> WHAT THE EXERCISE ASKS
Whenever the string "label" appears in a line of the listing below, that line counts. Say how many lines count, and give nothing else.

> GIVEN DATA

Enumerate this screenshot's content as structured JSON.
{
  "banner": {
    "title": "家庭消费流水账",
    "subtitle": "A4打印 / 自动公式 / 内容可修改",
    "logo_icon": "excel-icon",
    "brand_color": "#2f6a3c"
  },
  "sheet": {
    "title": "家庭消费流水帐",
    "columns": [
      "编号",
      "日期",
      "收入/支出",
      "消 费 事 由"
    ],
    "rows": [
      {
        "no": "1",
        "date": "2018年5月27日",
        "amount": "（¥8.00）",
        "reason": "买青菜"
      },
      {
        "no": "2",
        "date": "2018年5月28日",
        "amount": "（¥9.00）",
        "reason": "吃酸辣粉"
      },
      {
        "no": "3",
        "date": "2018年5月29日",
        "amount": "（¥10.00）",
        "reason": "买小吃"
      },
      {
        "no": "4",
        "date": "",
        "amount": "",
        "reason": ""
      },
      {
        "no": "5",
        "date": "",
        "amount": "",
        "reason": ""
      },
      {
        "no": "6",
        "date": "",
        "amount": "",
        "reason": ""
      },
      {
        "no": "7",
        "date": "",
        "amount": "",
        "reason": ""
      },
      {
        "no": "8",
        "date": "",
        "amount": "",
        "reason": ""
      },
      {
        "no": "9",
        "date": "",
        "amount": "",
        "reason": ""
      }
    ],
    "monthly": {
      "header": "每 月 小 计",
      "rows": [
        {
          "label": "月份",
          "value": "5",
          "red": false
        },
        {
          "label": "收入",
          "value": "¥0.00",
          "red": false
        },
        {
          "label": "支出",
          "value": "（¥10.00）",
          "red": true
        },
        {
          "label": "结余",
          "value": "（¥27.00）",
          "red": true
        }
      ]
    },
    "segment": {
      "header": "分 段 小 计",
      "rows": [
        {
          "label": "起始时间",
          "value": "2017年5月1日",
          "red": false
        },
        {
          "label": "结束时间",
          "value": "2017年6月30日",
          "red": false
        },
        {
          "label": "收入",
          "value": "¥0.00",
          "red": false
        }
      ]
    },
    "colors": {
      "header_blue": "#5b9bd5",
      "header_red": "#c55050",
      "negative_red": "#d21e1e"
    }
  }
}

> SOLUTION TO THIS EXERCISE
7